|[What the patella is and what it does] [Medial Patellar Luxation] [Grade I] [Grade II] [Grade III] [Grade IV] [Lateral Patellar Luxation] [Ethical Considerations] [Recognizing the problem] [Three Steps to Sound Stifles]|
Attached to the patella is the quadriceps tendon and the patellar tendon. The quadriceps tendon runs from the patella up to the muscle mass on the front of the thigh and to a lesser extent downover the patella to the patella tendon. The patella tendon runs from the patella down to a protuberance on the front of the tibia.
When the muscles contract, they pull the quadriceps tendon up which pulls the patella up, which, in turn pulls on the tibia via the patella tendon. The result of all this pulling is to straighten or extend the leg.
As the leg is extended and flexed, the patella rides up and down in the trochlear groove. Ideally, the groove should be deep enough for the patella to fit snugly into it. If the tendons, muscles and bones are all aligned properly, the result is a stable, sound stifle joint. Improper alignment means instability and this not only leads to degenerative joint disease, but also places increased stress on other ligaments and supporting structures.Back to index
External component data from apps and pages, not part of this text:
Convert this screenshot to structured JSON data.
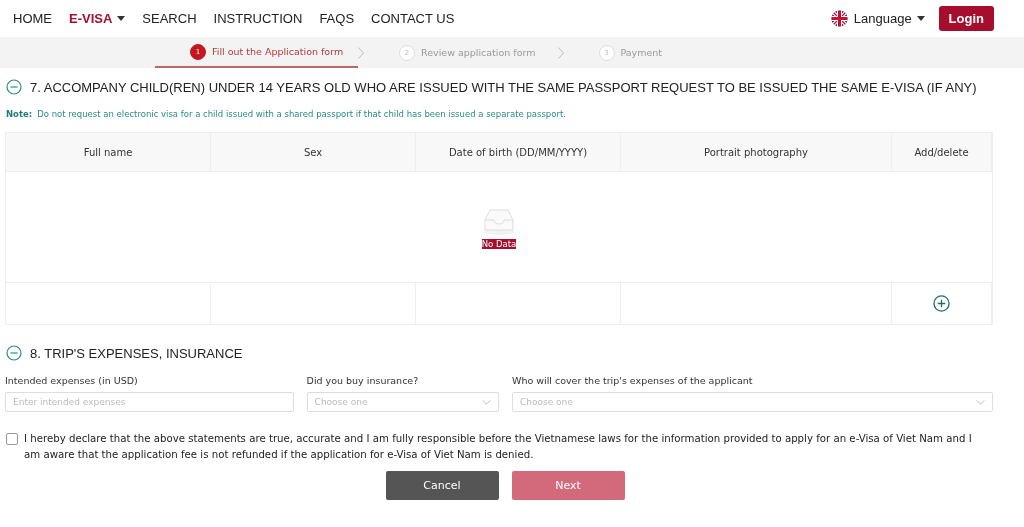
{
  "nav": {
    "items": [
      {
        "label": "HOME",
        "selected": false,
        "dropdown": false
      },
      {
        "label": "E-VISA",
        "selected": true,
        "dropdown": true
      },
      {
        "label": "SEARCH",
        "selected": false,
        "dropdown": false
      },
      {
        "label": "INSTRUCTION",
        "selected": false,
        "dropdown": false
      },
      {
        "label": "FAQS",
        "selected": false,
        "dropdown": false
      },
      {
        "label": "CONTACT US",
        "selected": false,
        "dropdown": false
      }
    ],
    "language": "Language",
    "login": "Login"
  },
  "steps": [
    {
      "number": "1",
      "label": "Fill out the Application form",
      "selected": true
    },
    {
      "number": "2",
      "label": "Review application form",
      "selected": false
    },
    {
      "number": "3",
      "label": "Payment",
      "selected": false
    }
  ],
  "section7": {
    "title": "7. ACCOMPANY CHILD(REN) UNDER 14 YEARS OLD WHO ARE ISSUED WITH THE SAME PASSPORT REQUEST TO BE ISSUED THE SAME E-VISA (IF ANY)",
    "expanded": true,
    "note_label": "Note:",
    "note": "Do not request an electronic visa for a child issued with a shared passport if that child has been issued a separate passport.",
    "table": {
      "columns": [
        "Full name",
        "Sex",
        "Date of birth (DD/MM/YYYY)",
        "Portrait photography",
        "Add/delete"
      ],
      "empty_text": "No Data"
    }
  },
  "section8": {
    "title": "8. TRIP'S EXPENSES, INSURANCE",
    "expanded": true,
    "fields": [
      {
        "kind": "input",
        "label": "Intended expenses (in USD)",
        "placeholder": "Enter intended expenses"
      },
      {
        "kind": "select",
        "label": "Did you buy insurance?",
        "placeholder": "Choose one"
      },
      {
        "kind": "select",
        "label": "Who will cover the trip's expenses of the applicant",
        "placeholder": "Choose one"
      }
    ]
  },
  "declaration": {
    "checked": false,
    "text": "I hereby declare that the above statements are true, accurate and I am fully responsible before the Vietnamese laws for the information provided to apply for an e-Visa of Viet Nam and I am aware that the application fee is not refunded if the application for e-Visa of Viet Nam is denied."
  },
  "buttons": [
    {
      "kind": "cancel",
      "label": "Cancel"
    },
    {
      "kind": "next",
      "label": "Next"
    }
  ]
}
Proper joint function relies on a perpendicular alignment of the quadriceps tendon, patella and patellar tendon, one right above the other when viewed from the front. If the upper end of the tibia is rotated inward, for example, it takes the attachment of the patellar tendon with it. The alignment is no longer perpendicular and patella is pulled to the inside (medially).
Medial patellar luxations (dislocations) can occur in varying degrees of severity and they have been classified into four grades:
The veterinarian will not usually recommend surgery for Grade I cases, but surgery becomes more advisable with the increasing severity.Back to index
The conscientious breeder is aware - aware of the problem in the breed, aware of the stifle status of all breeding stock, aware of the consequences of not breeding the problem out, aware that soundness and health are just as important as breed type.Back to index
If we are to ever eliminate patellar luxation, everyone who breeds Chihuahuas must know about the problem and be able to recognize it in their dogs. As the patella moves in and out of the trochlear groove, there is a "clicking" feeling. All you have to do in some dogs is take hold of the back legs, one in either hand, and raise and lower the back feet off the ground to feel the clicking. Judges do this while checking for rear leg straightness, and they should discover patellar luxation more often this way than trying to feel a loose patella with the leg on the ground.
If your dog passes this test, try holding one hind leg in the hock area and stretching the leg out straight behind. While the leg is fully extended, twist the hock outwards, turning the toes inward and holding it in this position, push the leg so as to bend it. If you feel a "click", it is the patella popping back into the groove.
Detecting very slight luxations is more difficult and it would be a good idea to have your veterinarian show you how to push the patella with your thumb while holding the leg extended.Back to index
2. Learn to recognize it in your dogs.
3. Conduct a breeding program to eliminate it.